  • The Walt Disney Company disclosed that its Disney+ steaming service had surpassed 50 million subscribers worldwide by early‑May 2020, fuelled by launches in Europe — including the UK and Spain where it is partnering with Telefónica. Disney added seven million Disney+ subscribers in the three months to 28 March 2020, just after the European launch — but in the subsequent period to the results presentation on 5 May 2020, subscriber numbers spiked from 33.5 million to 54.5 million. The service went live in multiple European markets on 24 March 2020, including in Spain (where it is available as an integrated offering within the Movistar+ pay‑TV platform) and the UK (where O2 has an exclusive mobile streaming partnership for the service). However, Disney did not break out figures by country or region, and post‑quarter activity also included a launch in India. Telefónica has not commented on subscribers in its key markets, beyond noting successful launches as part of the Group’s digital consumer strategy (see separate report).
  • Telefónica España (Movistar) concluded negotiations with the CCOO and UGT unions for 800 employees of its pay‑TV Movistar+ subsidiary, guaranteeing an annual salary increase of 1.5%, as well as a job guarantee, until 2022. The new deal also includes, for the first time, health insurance, with a contribution of €250 (representing 50% of the cost) from Telefónica, which will be fully subsidised by the operator from 2021 through “flexible remuneration”. An additional bonus payment of €150 for each employee for 2019 was also incorporated, rising to €200 for 2020 and 2021.
  • Telefónica España re‑issued mobile app AdriàenCasa, a collaboration with chef Ferran Adrià. The app now focuses on lockdown-friendly recipes and walks users through 31 three‑course menus. Adrià has been a Telefónica Brand Ambassador since 2010 and worked on several marketing campaigns for the operator (Telefónicawatch, #56, #59, #69, and #88).


  • The UK’s mobile network operators (MNO), including Telefónica UK (O2 UK), began working with the Mobile Ecosystem Forum (MEF), the National Cyber Security Centre, and the financial services industry to address fraudulent SMS messages seeking to exploit the COVID‑19 crisis. The collaboration is targeting bogus text messages designed to appear from a trusted sender and seeking to trick consumers into sending money or sharing their account details. It focuses on the existing MEF‑developed SMSSenderID Protection Registry that limits the ability of fraudsters to send such messages by enabling institutions to register message headers used to identify their organisation in communications. Operators can then block messages using these IDs, or other similar but unofficial variants, if it appears they are being sent by unconnected third parties.
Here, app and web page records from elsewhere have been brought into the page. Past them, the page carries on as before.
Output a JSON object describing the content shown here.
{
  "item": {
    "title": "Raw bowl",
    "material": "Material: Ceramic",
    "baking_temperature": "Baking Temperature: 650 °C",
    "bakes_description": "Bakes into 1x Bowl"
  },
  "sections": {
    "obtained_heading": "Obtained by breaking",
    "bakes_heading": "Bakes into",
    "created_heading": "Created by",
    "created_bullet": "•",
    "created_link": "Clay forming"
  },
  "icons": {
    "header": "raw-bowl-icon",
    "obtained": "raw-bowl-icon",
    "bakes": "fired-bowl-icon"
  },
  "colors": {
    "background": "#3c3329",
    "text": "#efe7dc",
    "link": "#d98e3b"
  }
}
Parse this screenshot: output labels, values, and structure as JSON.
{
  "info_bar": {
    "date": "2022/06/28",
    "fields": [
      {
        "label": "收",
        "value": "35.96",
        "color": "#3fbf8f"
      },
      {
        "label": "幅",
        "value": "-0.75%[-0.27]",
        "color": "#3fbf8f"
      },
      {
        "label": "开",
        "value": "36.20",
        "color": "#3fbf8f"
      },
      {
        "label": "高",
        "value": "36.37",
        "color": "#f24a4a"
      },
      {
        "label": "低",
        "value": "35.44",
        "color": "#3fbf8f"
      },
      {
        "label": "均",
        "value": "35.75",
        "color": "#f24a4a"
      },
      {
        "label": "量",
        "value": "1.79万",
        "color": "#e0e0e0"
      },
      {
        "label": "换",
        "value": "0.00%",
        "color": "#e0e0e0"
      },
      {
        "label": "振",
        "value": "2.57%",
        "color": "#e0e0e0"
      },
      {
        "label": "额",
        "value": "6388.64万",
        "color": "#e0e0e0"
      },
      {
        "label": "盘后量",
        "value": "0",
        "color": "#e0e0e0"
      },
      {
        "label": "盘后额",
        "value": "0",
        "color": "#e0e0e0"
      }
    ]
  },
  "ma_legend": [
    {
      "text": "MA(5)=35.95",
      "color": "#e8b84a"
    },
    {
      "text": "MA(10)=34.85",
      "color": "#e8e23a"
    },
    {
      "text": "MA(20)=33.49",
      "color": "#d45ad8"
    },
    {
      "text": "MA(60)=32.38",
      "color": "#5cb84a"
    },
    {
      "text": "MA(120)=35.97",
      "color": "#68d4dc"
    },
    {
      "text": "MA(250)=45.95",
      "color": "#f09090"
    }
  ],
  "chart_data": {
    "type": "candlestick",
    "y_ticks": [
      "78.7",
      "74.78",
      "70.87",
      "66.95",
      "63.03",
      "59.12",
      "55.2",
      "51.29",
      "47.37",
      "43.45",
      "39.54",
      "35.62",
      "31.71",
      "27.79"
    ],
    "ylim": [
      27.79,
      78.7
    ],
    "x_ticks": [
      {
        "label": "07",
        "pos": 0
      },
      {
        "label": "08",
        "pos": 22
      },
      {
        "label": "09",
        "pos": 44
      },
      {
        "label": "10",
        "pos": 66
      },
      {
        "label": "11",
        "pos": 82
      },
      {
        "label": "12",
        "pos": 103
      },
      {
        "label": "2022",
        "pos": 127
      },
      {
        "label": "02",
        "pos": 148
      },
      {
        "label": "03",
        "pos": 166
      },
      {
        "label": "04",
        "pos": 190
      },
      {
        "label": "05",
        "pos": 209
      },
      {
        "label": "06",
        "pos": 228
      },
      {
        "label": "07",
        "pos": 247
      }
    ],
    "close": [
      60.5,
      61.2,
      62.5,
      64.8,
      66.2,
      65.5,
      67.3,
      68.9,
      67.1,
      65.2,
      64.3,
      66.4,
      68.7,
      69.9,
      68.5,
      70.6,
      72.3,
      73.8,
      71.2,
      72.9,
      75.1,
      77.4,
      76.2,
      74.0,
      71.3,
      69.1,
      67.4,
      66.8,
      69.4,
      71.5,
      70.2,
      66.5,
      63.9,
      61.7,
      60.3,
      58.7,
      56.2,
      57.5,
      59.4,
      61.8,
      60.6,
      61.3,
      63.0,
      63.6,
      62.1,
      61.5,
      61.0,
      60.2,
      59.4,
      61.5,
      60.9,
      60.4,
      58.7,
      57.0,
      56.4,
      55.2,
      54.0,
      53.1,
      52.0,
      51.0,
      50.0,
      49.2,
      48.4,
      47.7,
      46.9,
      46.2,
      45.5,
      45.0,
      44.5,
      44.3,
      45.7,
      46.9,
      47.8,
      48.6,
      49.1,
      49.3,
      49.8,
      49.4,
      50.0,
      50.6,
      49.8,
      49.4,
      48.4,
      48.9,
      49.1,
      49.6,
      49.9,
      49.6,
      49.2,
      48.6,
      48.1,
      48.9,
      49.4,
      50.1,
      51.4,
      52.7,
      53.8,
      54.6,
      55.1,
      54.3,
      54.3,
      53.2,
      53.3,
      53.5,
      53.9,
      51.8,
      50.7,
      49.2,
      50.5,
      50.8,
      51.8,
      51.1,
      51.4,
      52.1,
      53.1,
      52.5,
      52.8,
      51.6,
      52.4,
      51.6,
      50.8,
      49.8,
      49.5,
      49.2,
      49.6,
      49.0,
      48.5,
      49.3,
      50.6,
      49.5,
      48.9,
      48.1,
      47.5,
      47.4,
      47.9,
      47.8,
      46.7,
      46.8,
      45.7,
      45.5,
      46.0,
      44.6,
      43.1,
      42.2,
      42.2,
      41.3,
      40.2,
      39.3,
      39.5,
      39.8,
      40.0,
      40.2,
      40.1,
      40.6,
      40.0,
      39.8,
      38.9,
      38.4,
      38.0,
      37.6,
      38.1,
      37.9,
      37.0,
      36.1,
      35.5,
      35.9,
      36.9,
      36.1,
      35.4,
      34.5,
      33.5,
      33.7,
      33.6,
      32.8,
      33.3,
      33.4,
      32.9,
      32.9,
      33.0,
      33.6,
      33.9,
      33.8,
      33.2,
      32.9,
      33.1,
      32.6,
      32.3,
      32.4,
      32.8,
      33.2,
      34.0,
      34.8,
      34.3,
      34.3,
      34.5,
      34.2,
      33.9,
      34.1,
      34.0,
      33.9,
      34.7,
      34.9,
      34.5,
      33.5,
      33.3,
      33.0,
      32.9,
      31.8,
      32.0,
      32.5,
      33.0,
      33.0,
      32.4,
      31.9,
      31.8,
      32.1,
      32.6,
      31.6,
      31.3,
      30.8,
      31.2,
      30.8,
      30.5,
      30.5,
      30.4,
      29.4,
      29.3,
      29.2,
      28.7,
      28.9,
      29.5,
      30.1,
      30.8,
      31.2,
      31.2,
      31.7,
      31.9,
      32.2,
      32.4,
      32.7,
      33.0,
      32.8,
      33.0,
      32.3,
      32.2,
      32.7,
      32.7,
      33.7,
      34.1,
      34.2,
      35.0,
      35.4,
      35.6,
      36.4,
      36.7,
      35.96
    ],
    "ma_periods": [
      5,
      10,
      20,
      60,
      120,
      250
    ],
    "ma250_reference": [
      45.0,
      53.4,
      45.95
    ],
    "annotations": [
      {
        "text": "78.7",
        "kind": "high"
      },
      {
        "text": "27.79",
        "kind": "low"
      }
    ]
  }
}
An ongoing trial, involving 14 banks as well as numerous government agencies and messaging platforms, is being supported by O2 UK and rival MNOs under the umbrella of trade association Mobile UK. The pilot is said to have resulted in a significant drop in fraudulent messages.